She helped prepare our team for the pandemic and for everyone having to be remote because for her, it was like, “This is no different than every single day I’ve been doing this.” I think it’s an opportunity for us as leaders, lean into that a little more than you have. Don’t be afraid to explore it.

Don’t be afraid, because it’s not just me, it’s our entire team, that is thinking about, how do we make sure we’re having that communication and that interaction? How do we make sure we’re working together as a team? It hasn’t always been easy, it hasn’t always been perfect either.

I can’t imagine it being any different than what we have now. I can imagine it being better. Technology has changed so much. It’s going to keep changing for us. Just making sure that we’re taking time to see that whole person, and what they bring and what they offer, we’re missing out if we don’t do that as leaders.

Bill: I also think, you said something, it was a very small part of the conversation. You said it wasn’t perfect. I don’t think perfection should ever be the goal. If we think about the old adage, “Oh, practice makes perfect.” It really doesn’t. Practice makes progress.

As long as you’re moving forward and making progress, it’s the imperfections that help us to hone that into a better experience for people.
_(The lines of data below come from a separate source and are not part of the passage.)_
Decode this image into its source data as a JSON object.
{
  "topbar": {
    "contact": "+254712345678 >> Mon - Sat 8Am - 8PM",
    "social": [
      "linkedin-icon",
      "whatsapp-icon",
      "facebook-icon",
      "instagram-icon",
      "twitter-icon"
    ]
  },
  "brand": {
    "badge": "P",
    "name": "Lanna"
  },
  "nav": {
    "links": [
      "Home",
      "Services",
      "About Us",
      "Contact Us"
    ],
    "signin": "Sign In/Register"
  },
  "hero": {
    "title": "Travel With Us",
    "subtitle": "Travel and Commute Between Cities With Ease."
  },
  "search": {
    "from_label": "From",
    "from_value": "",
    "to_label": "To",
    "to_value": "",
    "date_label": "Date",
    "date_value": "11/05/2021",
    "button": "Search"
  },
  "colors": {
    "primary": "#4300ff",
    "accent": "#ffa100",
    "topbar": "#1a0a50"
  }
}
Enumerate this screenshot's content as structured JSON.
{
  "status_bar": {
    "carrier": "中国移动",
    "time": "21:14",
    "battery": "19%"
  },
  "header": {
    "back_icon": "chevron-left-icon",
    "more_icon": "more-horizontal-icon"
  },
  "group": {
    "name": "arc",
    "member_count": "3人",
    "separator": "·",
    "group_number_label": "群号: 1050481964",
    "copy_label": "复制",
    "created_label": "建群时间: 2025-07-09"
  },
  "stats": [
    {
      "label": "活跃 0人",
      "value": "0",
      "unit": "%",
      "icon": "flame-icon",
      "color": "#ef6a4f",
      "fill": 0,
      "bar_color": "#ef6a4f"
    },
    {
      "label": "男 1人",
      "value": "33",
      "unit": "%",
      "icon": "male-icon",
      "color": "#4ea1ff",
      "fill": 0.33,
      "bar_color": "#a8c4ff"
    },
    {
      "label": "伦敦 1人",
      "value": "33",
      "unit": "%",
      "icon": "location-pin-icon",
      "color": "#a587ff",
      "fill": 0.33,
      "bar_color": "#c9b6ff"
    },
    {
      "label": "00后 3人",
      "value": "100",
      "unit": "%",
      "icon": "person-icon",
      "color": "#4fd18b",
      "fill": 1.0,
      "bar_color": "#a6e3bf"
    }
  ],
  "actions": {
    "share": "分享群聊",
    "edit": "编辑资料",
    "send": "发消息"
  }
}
Mary Anne: I can tell you a lot of support, Jeff Shingler, who’s our VP for Ops support, in one creating that environment where Teresa was included, we have leadership meetings. We did our last one and brought in an Owl. It was a two?day meeting. How do you sit at home and not participate?

We made it work so that, one, she could participate. She could communicate with us. She could share. That experience for her made it better. It made it better for everyone in the room because we’re all thinking about it. We’re all aware of it.

It’s like, “Oh, yeah. It’s not Teresa, the voice at the end of the phone line. It’s Teresa, the leader who is taking her team and participating, and being brought into that discussion.” It’s not that hard. Takes a little bit of extra effort, but it’s not that hard.

Bill: Even if it was that hard, we should probably be doing the effort anyway, I would think.

Mary Anne: Absolutely.

Bill: I’m glad that Teresa sent me the email and shared that story with me and that we were able to connect. This is the first time Mary Anne and I have met face?to?face. It’s been a great experience. We are getting close to the end of the podcast.

Before we go, you’ve already left the audience with great nuggets to take away. What would you like them to take away from this conversation today?

Mary Anne: My key is, as a leader, let go of some of the fears that you have about, “How am I going to do this?” “How’s it going to work?” Really just lean in and recognize that there are plenty of places for us to make a difference. We make a difference with our people.

Thinking about our people and what they bring to the company. Providing that opportunity, especially for those with disabilities, to be a part of this amazing world we live in here at Consumers and to embrace it. Do whatever you need to do. Ask. Don’t be afraid to ask and engage in the conversation and build that relationship so that it can be one of, “How do we make it work? How do I help you?”

Not just, “How do I help you, but how do I support you not just day to day, but how do I help you grow?” Teresa’s one I’m proud of. Her stepping up to the role of co?chair of capABLE is just a tremendous opportunity for her to make a difference. That’s my goal, is how can I help others make a difference?

Bill: Thank you for that. I do want to say some of the audience, so not all of our audience members are members of Consumers Energy. Some of them work in other places. When we talk about capABLE, here at Consumers Energy, we have business employee resource groups or BERGs, and capABLE is one of them for our differently?abled co?workers.

They do all kinds of advocacy and support work for folks here at Consumers as well as for our customers and folks out in the communities that we serve.

You can learn about them through our website, There’s a whole section that talks about the different business employee resource groups that we have here. I just wanted to make sure that I pointed that out. Thank you so much for agreeing to come on and chat with me today. I’m looking forward to talk to you in the future.

Mary Anne: Thank you so much for having me.